Some colours used in the broadcast help portray the mood of the situation. For example, near the beginning of the broadcast, in the classroom, the white painted walls maybe reflect the innocence of the children, however this may also symbolise hope – hope that if the Liberal Democrats win the election, the class sizes will ultimately reduce. Furthermore, the red colour of the chairs and books inside the classroom may signify the cause of the large class sizes to be Labour’s fault, although it may stand for the anger towards the situation – emphasising negativity towards the current ruling of Labour.

We use drab colours in the station scene that involves the commuter, to show how dull and depressing the process of commuting is. If you look carefully at the shots inside the train, you may notice a blue train rushing past. Even the colour of the clothes worn by commuters may suggest their emotion – red, their anger toward the problem of the rail service. During the scenes involving the University Students, the Student Union Cards are red, emphasising the negativity towards the fact that English students must pay tuition fees.

And then, finishing off with lots of yellow- using the party colour to reflect the bright future and celebration. Moving on from colour, I will now explain the different uses of sound. Firstly, I thought it was interesting to find, that research shows that most people find the Scottish accent to be trust worthier, compared to harsher accents such as Liverpudlian. So it was convenient to have Charles Kennedy speaking at regular intervals in the broadcast. We also managed, when it came to non-diegetic speakers, to balance the ratio of male and female speakers.

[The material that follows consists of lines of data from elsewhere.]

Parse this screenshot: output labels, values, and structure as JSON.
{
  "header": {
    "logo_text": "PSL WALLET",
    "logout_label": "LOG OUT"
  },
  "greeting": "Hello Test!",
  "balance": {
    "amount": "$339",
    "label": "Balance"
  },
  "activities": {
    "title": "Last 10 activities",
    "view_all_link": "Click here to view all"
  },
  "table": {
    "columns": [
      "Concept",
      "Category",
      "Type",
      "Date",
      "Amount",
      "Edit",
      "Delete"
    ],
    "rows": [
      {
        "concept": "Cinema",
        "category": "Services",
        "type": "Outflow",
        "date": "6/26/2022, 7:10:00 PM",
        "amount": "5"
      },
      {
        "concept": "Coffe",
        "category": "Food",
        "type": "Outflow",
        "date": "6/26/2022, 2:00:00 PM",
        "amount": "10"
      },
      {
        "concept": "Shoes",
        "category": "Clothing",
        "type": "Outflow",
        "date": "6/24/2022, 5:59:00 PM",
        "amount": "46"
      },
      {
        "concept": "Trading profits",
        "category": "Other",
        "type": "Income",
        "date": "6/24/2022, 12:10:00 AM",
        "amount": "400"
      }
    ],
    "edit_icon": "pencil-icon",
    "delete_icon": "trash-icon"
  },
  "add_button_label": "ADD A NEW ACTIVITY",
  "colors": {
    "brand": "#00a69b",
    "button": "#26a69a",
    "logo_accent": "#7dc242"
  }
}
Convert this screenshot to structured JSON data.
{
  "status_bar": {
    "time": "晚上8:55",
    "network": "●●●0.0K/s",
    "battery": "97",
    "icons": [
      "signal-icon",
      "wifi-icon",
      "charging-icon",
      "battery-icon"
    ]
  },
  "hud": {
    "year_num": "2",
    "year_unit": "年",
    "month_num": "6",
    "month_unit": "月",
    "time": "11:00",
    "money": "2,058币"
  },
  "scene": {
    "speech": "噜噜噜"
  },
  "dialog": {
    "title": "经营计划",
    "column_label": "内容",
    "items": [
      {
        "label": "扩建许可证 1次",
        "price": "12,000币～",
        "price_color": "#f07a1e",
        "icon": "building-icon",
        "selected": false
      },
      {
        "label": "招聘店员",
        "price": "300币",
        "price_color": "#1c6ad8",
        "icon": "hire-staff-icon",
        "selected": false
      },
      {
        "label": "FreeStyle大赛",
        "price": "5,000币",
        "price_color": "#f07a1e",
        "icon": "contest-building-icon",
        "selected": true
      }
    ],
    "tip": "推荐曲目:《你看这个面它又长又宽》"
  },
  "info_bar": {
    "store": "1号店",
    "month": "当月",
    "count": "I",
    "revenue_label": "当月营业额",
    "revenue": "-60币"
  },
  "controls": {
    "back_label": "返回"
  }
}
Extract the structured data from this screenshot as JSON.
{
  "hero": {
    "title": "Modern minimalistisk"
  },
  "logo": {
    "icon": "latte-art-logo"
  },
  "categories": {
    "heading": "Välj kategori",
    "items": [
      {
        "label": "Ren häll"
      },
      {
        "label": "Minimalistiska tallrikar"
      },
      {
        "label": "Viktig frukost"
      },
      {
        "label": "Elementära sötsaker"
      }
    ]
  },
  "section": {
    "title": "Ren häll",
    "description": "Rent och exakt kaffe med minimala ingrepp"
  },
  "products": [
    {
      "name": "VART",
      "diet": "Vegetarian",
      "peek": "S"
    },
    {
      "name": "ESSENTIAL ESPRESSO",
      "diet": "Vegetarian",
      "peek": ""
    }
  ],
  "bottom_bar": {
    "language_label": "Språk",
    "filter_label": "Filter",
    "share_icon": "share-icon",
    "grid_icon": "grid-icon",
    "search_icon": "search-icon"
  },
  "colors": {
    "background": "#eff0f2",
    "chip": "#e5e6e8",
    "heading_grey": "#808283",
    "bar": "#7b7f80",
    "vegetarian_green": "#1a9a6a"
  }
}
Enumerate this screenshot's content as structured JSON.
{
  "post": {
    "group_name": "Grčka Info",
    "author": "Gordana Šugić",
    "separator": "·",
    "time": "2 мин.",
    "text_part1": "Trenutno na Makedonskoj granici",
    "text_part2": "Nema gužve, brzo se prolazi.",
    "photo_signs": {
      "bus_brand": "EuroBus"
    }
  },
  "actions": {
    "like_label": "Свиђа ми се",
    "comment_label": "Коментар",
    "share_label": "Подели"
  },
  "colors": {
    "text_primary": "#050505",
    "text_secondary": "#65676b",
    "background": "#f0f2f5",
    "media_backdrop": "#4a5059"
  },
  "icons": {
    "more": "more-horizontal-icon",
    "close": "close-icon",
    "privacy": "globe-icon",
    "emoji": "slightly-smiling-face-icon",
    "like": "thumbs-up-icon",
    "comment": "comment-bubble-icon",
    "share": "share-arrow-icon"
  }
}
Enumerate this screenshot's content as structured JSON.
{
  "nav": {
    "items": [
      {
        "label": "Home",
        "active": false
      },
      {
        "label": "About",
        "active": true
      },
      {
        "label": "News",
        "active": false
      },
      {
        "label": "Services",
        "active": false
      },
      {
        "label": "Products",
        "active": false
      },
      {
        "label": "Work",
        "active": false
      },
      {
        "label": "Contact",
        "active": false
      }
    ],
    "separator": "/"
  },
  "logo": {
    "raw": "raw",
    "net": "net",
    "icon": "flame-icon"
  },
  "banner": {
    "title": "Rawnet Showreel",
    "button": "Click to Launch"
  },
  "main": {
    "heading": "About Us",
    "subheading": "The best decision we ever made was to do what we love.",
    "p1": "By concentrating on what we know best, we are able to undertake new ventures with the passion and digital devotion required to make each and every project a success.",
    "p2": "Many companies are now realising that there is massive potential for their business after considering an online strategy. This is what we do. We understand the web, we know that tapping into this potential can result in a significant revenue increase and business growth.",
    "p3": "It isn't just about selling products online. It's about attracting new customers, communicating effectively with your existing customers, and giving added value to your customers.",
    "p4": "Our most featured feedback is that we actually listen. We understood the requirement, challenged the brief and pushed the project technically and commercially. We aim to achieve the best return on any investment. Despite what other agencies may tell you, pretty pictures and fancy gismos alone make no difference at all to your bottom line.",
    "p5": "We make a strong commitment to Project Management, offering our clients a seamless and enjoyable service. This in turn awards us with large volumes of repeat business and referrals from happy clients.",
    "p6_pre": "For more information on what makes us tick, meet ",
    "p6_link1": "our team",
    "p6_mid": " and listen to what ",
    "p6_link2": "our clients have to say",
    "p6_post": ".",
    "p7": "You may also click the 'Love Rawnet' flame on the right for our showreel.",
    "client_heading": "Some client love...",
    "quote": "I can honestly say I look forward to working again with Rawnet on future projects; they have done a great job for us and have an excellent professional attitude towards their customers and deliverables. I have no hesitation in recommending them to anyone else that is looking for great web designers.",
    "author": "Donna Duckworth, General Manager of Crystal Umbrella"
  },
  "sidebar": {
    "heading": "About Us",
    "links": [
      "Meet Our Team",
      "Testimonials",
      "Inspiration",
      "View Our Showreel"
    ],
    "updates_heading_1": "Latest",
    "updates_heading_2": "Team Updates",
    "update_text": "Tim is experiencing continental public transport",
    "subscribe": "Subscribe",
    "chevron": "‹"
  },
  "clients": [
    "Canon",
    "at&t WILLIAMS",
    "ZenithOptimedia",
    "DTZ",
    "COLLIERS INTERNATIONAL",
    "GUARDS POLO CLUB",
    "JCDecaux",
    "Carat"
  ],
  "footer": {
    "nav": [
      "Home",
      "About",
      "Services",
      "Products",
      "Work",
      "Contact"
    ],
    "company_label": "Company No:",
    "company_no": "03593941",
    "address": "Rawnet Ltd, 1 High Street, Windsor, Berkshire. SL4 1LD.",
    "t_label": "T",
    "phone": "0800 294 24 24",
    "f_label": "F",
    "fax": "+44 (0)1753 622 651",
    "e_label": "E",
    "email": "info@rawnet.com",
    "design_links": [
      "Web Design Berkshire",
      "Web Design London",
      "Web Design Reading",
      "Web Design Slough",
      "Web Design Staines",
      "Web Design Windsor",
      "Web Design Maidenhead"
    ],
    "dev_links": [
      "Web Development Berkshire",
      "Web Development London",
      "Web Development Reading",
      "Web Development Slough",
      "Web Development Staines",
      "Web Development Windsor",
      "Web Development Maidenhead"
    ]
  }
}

This was used to avoid sexist impressions and also suggesting both genders show concern towards politics. Concerning the music used, we felt that we had to make a careful choice as to which music to use. With the music at the opening, we tried to make it sound universal- we want this broadcast to appeal to everyone, so we avoided using over-trendy typed music, nor did we opt for using old fashioned music that would deter the younger generation from watching. We used bright and cheery music for the opening, as the music sets the mood. The music at the end shared a similar style, although we included relevant lyrics ‘I’ve made up my mind’.